The course - like many on Kauai, including Princeville's two golf courses and Poipu Bay next door - is a Jones Jr. design. It measures just under 7,000 yards from the championship tees, though as with most Hawaii golf courses, that is an arbitrary number. The wind decides how long the course will play on any given day.
And if the trade winds are howling, Kiahuna is going to be all the challenge you need. Save some energy for the final two holes as they are the two lowest handicapped on the back side. Both heroic par 4s, the 17th is a 476-yarder and uphill to boot, followed by the 18th, which lies exposed to the sea on the right hand side and is 440 yards into the trade winds.
While nearby Poipu Bay Golf Course steals the show on Kauai's South Shore, Kiahuna Golf Club serves as a worthy next door neighbor. Though it lacks the dramatic coastal holes, Kiahuna is still very much a coastal golf course with numerous ocean vantage points.
With local ownership and a festive, outdoor patio with Joe's On the Green restaurant, Kiahuna offers a pleasant, more townie vibe compared to the bigger resort courses on Kauai.
Those who saw Kiahuna in the early 2000s may want to give it another look, as it now boasts a satisfaction rating well over 90 percent.
18-hole green fees are $95.
The Grand Hyatt Resort in Poipu Bay is just minutes from Kiahuna and next door to Poipu Bay Golf Course.
The resort is a Pacific-themed, 50-plus acre property with airy, open spaces and tropical gardens where there are loads of outdoor activities and tours for every speed. For the active set, ATV tours, ziplining, hiking and an assortment of water sports from snorkeling to surfing lessons are at your disposal. Or lazier souls can spend the afternoon at the Anara Spa or lounge at the beach or lagoon-style pool.
Of the handful of restaurants serving local seafood and an assortment of dishes, the best is Tidepools. It's an incredibly charming atmosphere set in a series of hali-pilis (open-air huts) with surrounding lagoons and waterfalls. You're also within eye and ear shot of the nightly luau as well.
Kiahuna is home to a rare, endangered Koloa Blind Wolf Spider that lives inside a small series of caves off the second fairway.
May 1, 2008
Brandon Tucker is the Managing Editor for Golf Advisor. To date, his golf travels have taken him to over two dozen countries and over 500 golf courses worldwide. While he's played some of the most prestigious courses in the world, Tucker's favorite way to play the game is on a great muni in under three hours. Follow Brandon on Twitter at @BrandonTucker.
Any opinions expressed above are those of the writer and do not necessarily represent the views of the management.

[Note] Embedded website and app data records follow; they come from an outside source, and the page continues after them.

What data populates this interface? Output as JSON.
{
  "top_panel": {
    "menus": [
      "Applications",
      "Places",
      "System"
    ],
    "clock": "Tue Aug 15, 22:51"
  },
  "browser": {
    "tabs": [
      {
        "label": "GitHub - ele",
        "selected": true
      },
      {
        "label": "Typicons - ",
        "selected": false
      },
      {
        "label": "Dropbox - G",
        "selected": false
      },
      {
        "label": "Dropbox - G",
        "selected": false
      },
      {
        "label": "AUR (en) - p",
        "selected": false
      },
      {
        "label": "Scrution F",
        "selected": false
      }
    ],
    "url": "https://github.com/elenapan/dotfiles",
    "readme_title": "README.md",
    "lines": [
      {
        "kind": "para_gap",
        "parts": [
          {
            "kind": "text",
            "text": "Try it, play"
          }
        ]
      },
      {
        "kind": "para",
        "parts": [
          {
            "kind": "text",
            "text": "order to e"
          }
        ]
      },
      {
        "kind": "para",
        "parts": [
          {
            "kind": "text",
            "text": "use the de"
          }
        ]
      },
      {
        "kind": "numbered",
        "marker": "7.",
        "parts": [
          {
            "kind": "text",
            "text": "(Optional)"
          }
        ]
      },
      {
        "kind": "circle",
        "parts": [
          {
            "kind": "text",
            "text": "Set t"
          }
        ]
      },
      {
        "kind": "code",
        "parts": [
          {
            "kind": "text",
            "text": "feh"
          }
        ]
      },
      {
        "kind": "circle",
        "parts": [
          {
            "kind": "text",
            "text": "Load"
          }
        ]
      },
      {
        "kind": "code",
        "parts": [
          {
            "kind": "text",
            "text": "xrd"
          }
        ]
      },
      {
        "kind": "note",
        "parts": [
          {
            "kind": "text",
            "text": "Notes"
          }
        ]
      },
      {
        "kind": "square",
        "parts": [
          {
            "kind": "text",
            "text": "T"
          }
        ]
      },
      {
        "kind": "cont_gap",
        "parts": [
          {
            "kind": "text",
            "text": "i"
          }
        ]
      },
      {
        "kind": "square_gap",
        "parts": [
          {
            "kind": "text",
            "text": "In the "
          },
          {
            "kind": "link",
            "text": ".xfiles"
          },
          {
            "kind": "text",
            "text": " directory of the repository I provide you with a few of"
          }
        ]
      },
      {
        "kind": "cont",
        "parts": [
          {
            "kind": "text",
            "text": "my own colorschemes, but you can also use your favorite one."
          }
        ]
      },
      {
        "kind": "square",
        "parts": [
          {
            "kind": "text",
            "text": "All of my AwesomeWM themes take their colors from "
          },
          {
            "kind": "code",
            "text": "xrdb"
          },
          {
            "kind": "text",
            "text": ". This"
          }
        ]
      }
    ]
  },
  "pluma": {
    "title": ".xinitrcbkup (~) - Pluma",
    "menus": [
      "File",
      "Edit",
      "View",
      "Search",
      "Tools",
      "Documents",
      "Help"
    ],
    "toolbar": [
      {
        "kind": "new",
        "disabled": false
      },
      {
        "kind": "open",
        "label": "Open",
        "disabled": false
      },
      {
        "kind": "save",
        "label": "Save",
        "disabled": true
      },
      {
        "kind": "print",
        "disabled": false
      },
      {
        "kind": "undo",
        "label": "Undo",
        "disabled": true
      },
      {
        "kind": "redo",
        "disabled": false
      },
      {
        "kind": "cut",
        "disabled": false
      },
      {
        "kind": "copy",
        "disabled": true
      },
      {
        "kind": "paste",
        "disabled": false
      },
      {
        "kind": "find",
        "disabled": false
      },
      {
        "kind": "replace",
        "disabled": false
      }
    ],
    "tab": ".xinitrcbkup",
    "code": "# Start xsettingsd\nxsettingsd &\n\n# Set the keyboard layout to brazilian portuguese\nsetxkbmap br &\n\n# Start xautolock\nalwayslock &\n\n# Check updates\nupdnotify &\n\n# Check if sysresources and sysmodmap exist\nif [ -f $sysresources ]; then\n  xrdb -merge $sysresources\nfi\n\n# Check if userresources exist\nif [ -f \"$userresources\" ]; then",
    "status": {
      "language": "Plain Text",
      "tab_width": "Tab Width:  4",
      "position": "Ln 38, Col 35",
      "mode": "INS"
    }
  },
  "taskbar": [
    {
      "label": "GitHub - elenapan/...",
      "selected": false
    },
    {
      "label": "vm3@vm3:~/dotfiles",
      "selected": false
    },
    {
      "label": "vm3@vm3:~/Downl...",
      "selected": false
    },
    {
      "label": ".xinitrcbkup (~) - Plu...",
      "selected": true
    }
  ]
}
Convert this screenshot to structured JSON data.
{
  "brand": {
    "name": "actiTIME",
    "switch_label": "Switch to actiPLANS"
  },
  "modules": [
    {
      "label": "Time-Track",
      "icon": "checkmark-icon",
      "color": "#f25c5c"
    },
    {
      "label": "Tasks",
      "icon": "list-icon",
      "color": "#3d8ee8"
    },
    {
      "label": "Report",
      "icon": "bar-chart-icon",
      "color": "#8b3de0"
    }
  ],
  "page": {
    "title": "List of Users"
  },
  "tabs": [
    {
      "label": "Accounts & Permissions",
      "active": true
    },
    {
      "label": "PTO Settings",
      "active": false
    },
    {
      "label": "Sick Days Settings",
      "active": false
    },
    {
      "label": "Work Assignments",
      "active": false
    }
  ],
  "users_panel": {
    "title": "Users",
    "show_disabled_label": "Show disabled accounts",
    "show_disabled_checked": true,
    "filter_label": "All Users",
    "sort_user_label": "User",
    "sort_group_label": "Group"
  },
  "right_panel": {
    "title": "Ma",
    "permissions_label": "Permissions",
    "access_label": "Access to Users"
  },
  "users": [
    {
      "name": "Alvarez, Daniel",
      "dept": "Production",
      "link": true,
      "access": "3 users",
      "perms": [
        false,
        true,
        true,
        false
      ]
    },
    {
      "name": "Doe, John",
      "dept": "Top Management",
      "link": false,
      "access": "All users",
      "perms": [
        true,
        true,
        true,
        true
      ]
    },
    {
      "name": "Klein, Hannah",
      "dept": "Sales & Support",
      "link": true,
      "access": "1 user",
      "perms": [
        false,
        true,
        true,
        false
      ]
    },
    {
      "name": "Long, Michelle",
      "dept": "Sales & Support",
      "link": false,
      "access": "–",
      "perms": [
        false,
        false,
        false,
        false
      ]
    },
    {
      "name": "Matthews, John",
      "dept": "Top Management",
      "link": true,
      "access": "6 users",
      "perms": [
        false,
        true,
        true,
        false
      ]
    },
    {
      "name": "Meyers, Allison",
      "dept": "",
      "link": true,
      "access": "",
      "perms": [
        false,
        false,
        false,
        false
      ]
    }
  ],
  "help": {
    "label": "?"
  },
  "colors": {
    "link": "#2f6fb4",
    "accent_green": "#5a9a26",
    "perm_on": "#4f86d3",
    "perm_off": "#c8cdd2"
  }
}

Year by year, the Dye Club at Barefoot Resort seems to grow its lore just a tad more. And now, with it serving as one of the four host courses for Golf Channel's "Big Break" reality show, this Myrtle Beach-area favorite is expanding its notoriety again.
... full article »